> Exercise
Taking the records below, count the lines in which "favicon" appears and supply only the count.

Start of Block

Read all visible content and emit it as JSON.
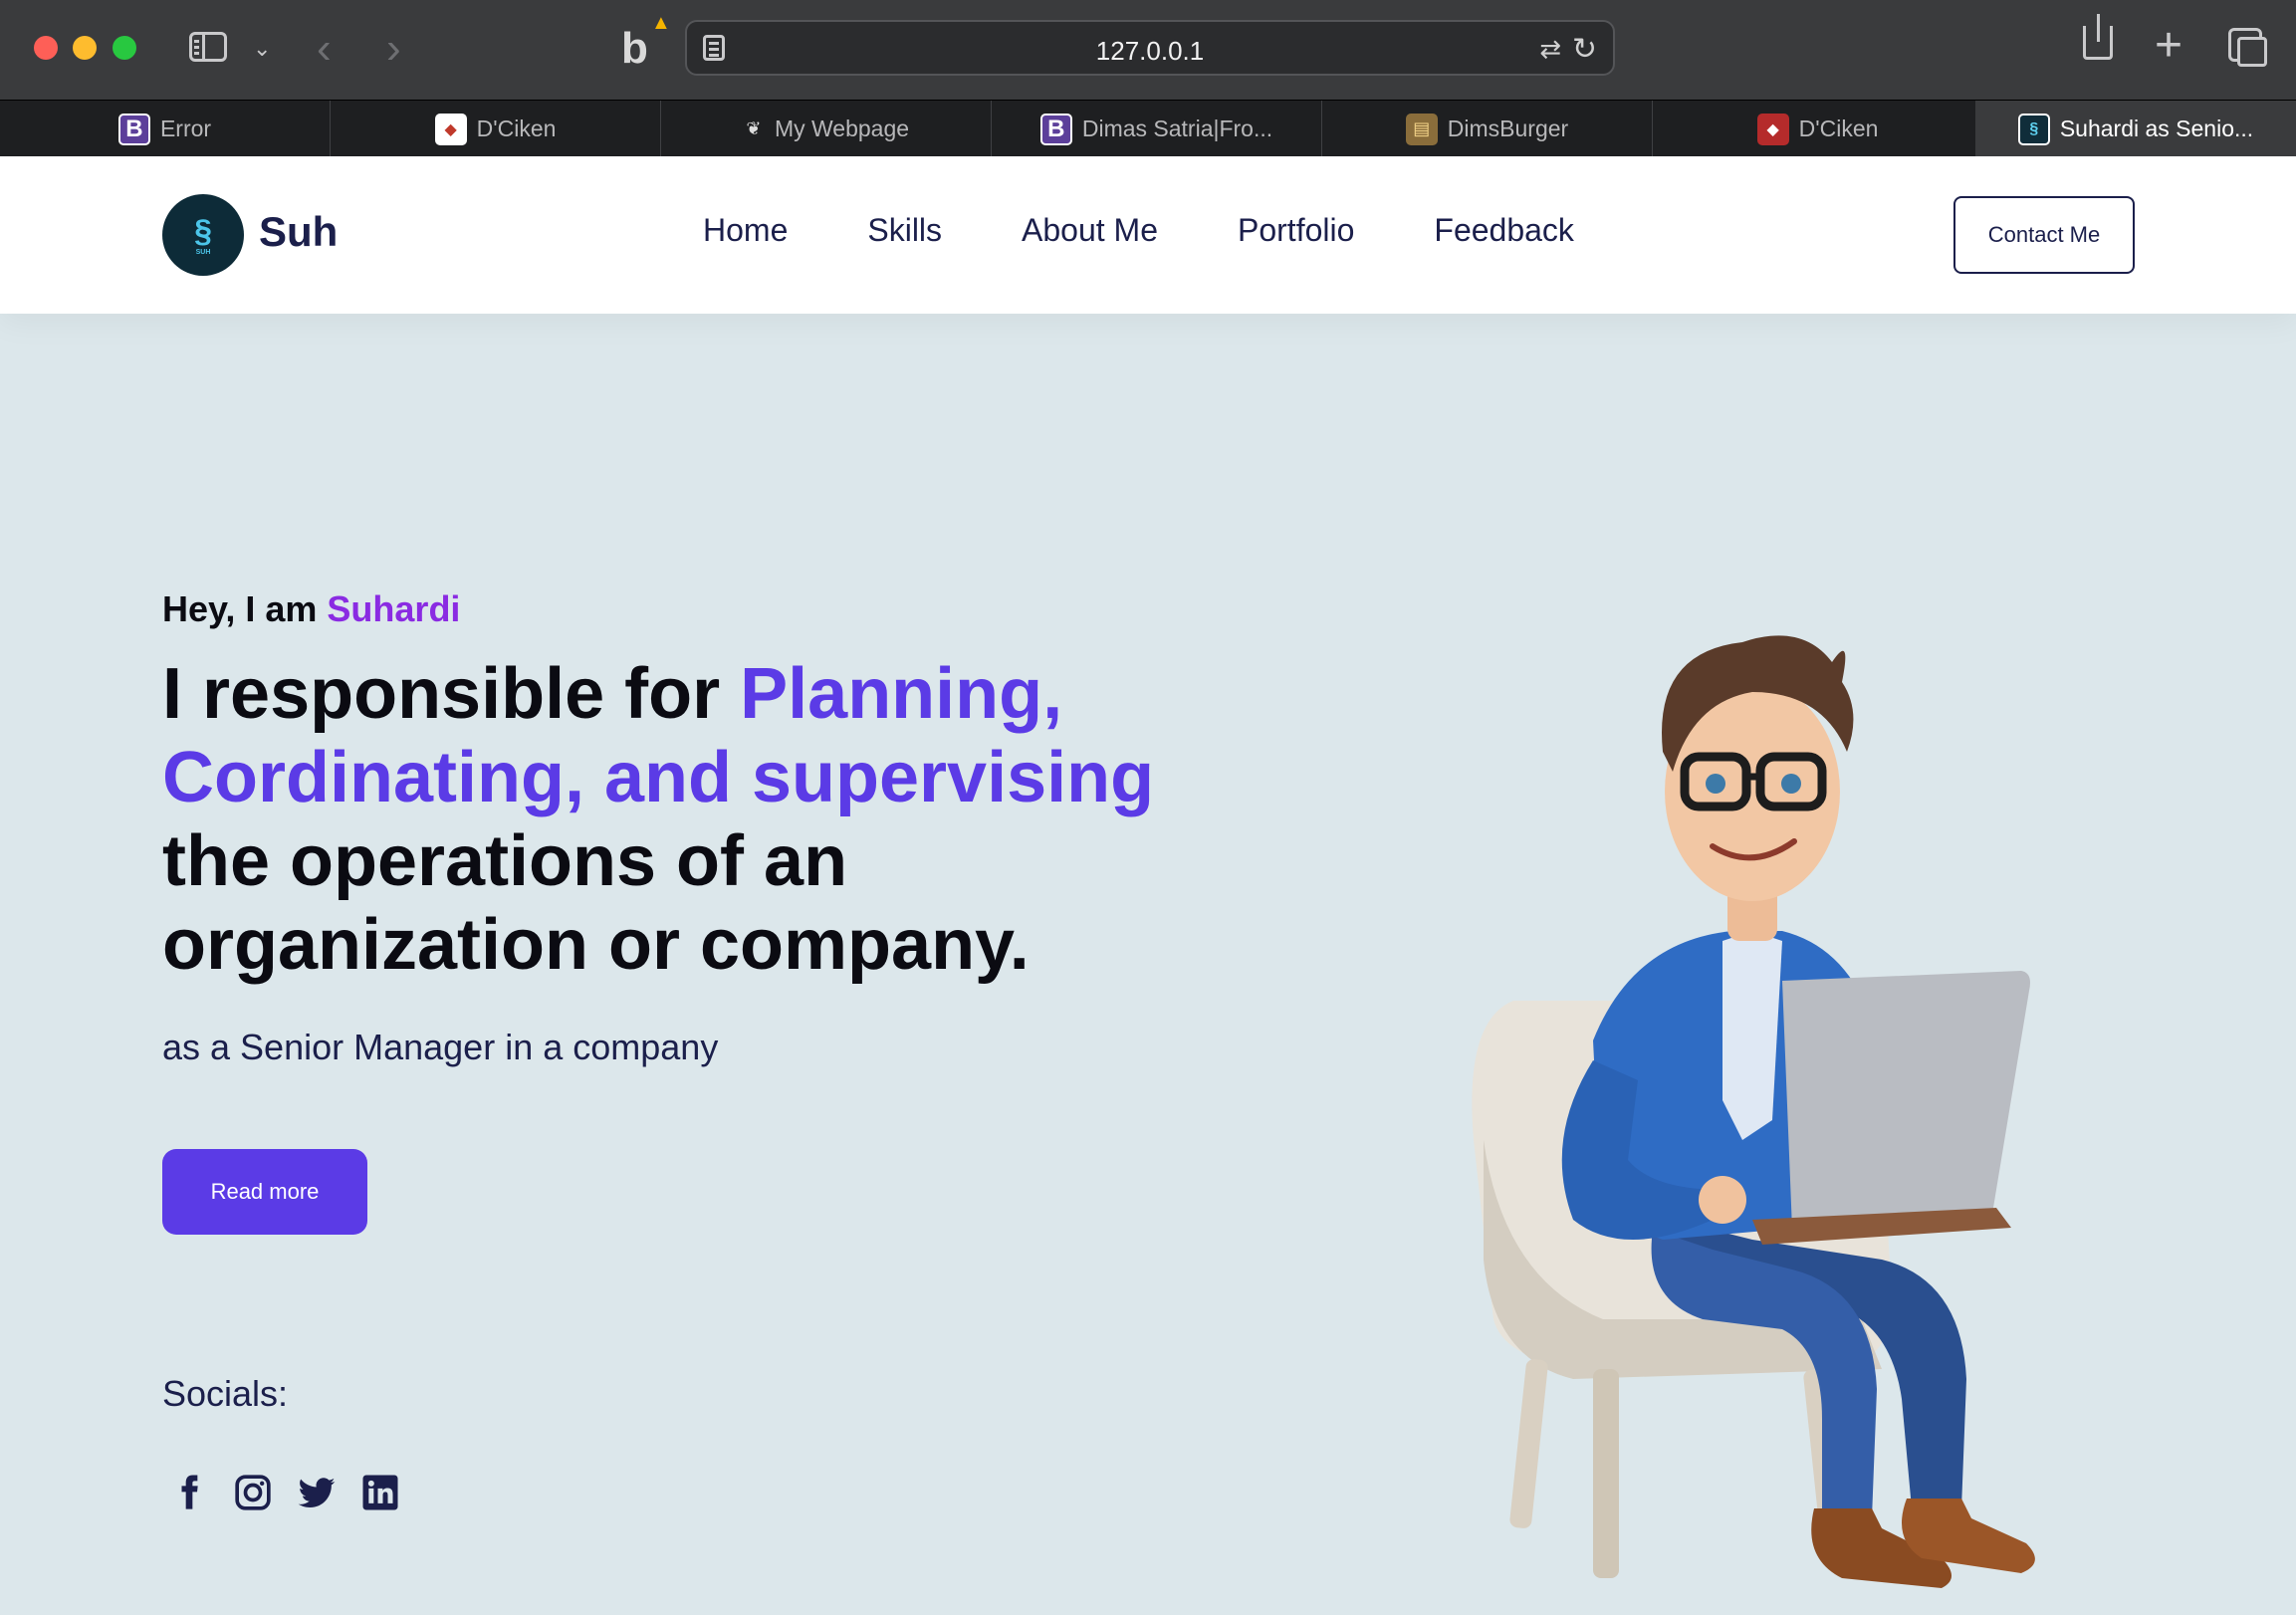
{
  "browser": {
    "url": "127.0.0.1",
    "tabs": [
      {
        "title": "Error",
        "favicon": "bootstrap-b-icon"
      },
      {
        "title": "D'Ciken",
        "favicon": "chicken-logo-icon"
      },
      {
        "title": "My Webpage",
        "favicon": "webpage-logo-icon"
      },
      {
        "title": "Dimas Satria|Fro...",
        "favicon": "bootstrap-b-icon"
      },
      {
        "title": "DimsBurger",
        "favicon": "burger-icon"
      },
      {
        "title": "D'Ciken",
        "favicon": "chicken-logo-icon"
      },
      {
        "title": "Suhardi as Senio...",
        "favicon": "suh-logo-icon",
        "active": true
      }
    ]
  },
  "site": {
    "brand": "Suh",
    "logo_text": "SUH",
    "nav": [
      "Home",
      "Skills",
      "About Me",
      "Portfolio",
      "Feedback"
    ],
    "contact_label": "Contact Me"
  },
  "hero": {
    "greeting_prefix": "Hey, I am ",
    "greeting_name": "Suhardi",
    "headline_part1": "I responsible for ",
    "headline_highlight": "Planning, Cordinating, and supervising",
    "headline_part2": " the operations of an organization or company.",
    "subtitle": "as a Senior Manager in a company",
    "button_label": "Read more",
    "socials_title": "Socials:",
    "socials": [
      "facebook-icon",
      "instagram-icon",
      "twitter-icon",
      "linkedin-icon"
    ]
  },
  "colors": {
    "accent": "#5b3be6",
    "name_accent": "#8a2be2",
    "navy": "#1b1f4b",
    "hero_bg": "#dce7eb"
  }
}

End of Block
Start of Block

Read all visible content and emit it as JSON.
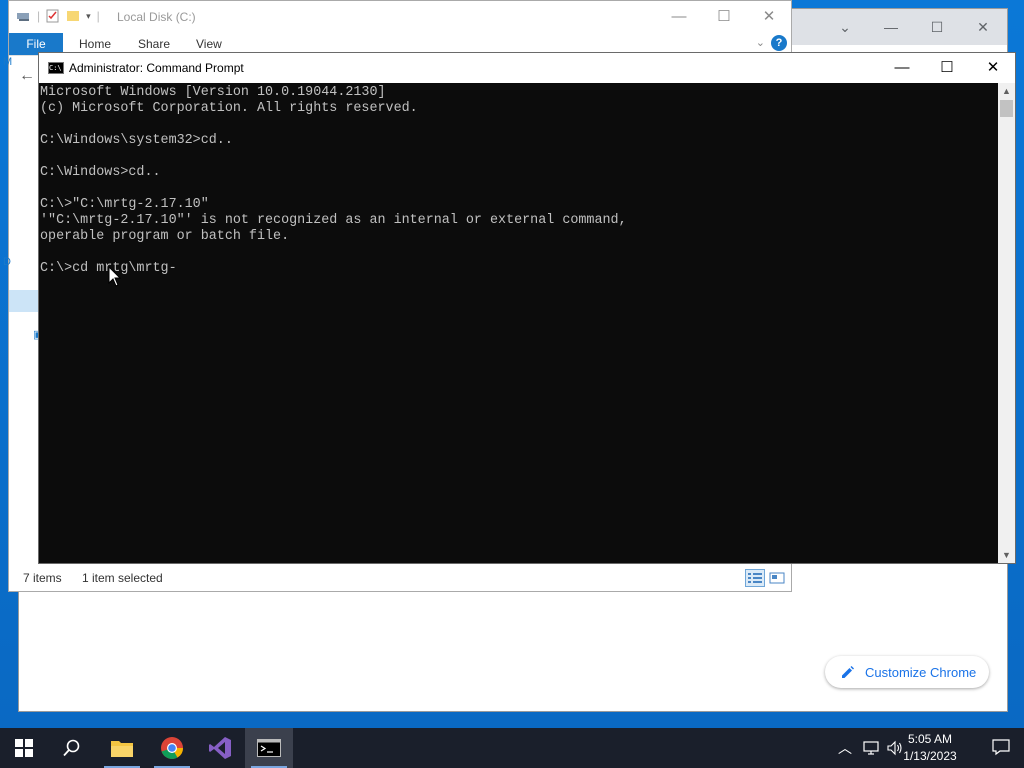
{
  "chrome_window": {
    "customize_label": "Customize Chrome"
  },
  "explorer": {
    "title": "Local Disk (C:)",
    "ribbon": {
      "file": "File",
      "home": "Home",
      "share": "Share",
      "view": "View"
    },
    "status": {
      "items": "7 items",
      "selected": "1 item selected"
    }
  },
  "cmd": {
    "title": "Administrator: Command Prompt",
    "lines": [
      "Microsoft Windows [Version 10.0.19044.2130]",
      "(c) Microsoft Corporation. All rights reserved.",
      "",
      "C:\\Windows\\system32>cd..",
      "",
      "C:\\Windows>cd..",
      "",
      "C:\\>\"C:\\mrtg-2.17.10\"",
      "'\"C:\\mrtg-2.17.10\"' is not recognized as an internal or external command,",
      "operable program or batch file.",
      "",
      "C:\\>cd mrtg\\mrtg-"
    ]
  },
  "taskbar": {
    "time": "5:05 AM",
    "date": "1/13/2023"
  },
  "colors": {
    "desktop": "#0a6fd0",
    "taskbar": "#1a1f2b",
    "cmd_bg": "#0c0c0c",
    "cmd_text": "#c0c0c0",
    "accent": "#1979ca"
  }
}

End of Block

> Response area
7